(Source information begins)

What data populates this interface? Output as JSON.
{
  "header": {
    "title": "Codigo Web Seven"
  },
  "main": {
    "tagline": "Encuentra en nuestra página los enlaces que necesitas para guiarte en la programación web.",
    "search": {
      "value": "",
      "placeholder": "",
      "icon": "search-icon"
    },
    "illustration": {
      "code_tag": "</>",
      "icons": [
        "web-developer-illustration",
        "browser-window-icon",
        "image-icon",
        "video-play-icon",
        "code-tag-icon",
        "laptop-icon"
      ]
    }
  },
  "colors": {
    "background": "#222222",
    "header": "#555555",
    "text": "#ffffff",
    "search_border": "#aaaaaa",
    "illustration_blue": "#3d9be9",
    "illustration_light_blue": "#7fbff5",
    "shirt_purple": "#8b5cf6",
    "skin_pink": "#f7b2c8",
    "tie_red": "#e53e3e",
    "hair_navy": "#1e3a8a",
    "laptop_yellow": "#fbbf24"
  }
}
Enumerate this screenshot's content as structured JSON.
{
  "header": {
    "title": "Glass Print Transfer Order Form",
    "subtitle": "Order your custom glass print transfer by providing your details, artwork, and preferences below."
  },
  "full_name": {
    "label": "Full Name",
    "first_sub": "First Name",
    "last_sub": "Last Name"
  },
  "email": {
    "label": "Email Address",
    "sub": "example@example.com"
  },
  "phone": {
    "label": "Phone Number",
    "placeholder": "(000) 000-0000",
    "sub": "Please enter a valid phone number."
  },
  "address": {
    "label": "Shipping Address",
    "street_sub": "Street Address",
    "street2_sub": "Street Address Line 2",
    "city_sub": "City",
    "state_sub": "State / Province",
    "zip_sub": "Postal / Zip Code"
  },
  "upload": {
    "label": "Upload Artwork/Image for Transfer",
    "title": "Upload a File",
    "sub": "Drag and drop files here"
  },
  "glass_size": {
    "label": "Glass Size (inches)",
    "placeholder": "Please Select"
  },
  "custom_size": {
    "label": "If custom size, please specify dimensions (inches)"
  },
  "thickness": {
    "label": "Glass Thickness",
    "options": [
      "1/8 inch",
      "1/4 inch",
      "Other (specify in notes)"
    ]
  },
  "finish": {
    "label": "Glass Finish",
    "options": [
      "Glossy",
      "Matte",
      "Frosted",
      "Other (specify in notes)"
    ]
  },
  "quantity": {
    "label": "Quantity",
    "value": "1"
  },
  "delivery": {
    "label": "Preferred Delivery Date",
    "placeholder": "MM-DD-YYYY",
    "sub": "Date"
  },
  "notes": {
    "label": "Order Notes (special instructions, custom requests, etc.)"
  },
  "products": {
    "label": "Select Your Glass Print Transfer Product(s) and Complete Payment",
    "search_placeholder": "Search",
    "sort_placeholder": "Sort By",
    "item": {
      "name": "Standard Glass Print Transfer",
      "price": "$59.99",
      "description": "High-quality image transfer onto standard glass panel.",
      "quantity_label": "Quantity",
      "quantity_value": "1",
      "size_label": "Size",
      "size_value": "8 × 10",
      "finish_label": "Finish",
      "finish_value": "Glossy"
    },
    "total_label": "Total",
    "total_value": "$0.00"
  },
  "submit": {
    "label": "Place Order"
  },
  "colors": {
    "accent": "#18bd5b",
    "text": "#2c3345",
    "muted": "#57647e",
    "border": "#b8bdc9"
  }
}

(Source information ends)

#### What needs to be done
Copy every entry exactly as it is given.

#### Solution for this task
What data populates this interface? Output as JSON.
{
  "header": {
    "title": "Codigo Web Seven"
  },
  "main": {
    "tagline": "Encuentra en nuestra página los enlaces que necesitas para guiarte en la programación web.",
    "search": {
      "value": "",
      "placeholder": "",
      "icon": "search-icon"
    },
    "illustration": {
      "code_tag": "</>",
      "icons": [
        "web-developer-illustration",
        "browser-window-icon",
        "image-icon",
        "video-play-icon",
        "code-tag-icon",
        "laptop-icon"
      ]
    }
  },
  "colors": {
    "background": "#222222",
    "header": "#555555",
    "text": "#ffffff",
    "search_border": "#aaaaaa",
    "illustration_blue": "#3d9be9",
    "illustration_light_blue": "#7fbff5",
    "shirt_purple": "#8b5cf6",
    "skin_pink": "#f7b2c8",
    "tie_red": "#e53e3e",
    "hair_navy": "#1e3a8a",
    "laptop_yellow": "#fbbf24"
  }
}
Enumerate this screenshot's content as structured JSON.
{
  "header": {
    "title": "Glass Print Transfer Order Form",
    "subtitle": "Order your custom glass print transfer by providing your details, artwork, and preferences below."
  },
  "full_name": {
    "label": "Full Name",
    "first_sub": "First Name",
    "last_sub": "Last Name"
  },
  "email": {
    "label": "Email Address",
    "sub": "example@example.com"
  },
  "phone": {
    "label": "Phone Number",
    "placeholder": "(000) 000-0000",
    "sub": "Please enter a valid phone number."
  },
  "address": {
    "label": "Shipping Address",
    "street_sub": "Street Address",
    "street2_sub": "Street Address Line 2",
    "city_sub": "City",
    "state_sub": "State / Province",
    "zip_sub": "Postal / Zip Code"
  },
  "upload": {
    "label": "Upload Artwork/Image for Transfer",
    "title": "Upload a File",
    "sub": "Drag and drop files here"
  },
  "glass_size": {
    "label": "Glass Size (inches)",
    "placeholder": "Please Select"
  },
  "custom_size": {
    "label": "If custom size, please specify dimensions (inches)"
  },
  "thickness": {
    "label": "Glass Thickness",
    "options": [
      "1/8 inch",
      "1/4 inch",
      "Other (specify in notes)"
    ]
  },
  "finish": {
    "label": "Glass Finish",
    "options": [
      "Glossy",
      "Matte",
      "Frosted",
      "Other (specify in notes)"
    ]
  },
  "quantity": {
    "label": "Quantity",
    "value": "1"
  },
  "delivery": {
    "label": "Preferred Delivery Date",
    "placeholder": "MM-DD-YYYY",
    "sub": "Date"
  },
  "notes": {
    "label": "Order Notes (special instructions, custom requests, etc.)"
  },
  "products": {
    "label": "Select Your Glass Print Transfer Product(s) and Complete Payment",
    "search_placeholder": "Search",
    "sort_placeholder": "Sort By",
    "item": {
      "name": "Standard Glass Print Transfer",
      "price": "$59.99",
      "description": "High-quality image transfer onto standard glass panel.",
      "quantity_label": "Quantity",
      "quantity_value": "1",
      "size_label": "Size",
      "size_value": "8 × 10",
      "finish_label": "Finish",
      "finish_value": "Glossy"
    },
    "total_label": "Total",
    "total_value": "$0.00"
  },
  "submit": {
    "label": "Place Order"
  },
  "colors": {
    "accent": "#18bd5b",
    "text": "#2c3345",
    "muted": "#57647e",
    "border": "#b8bdc9"
  }
}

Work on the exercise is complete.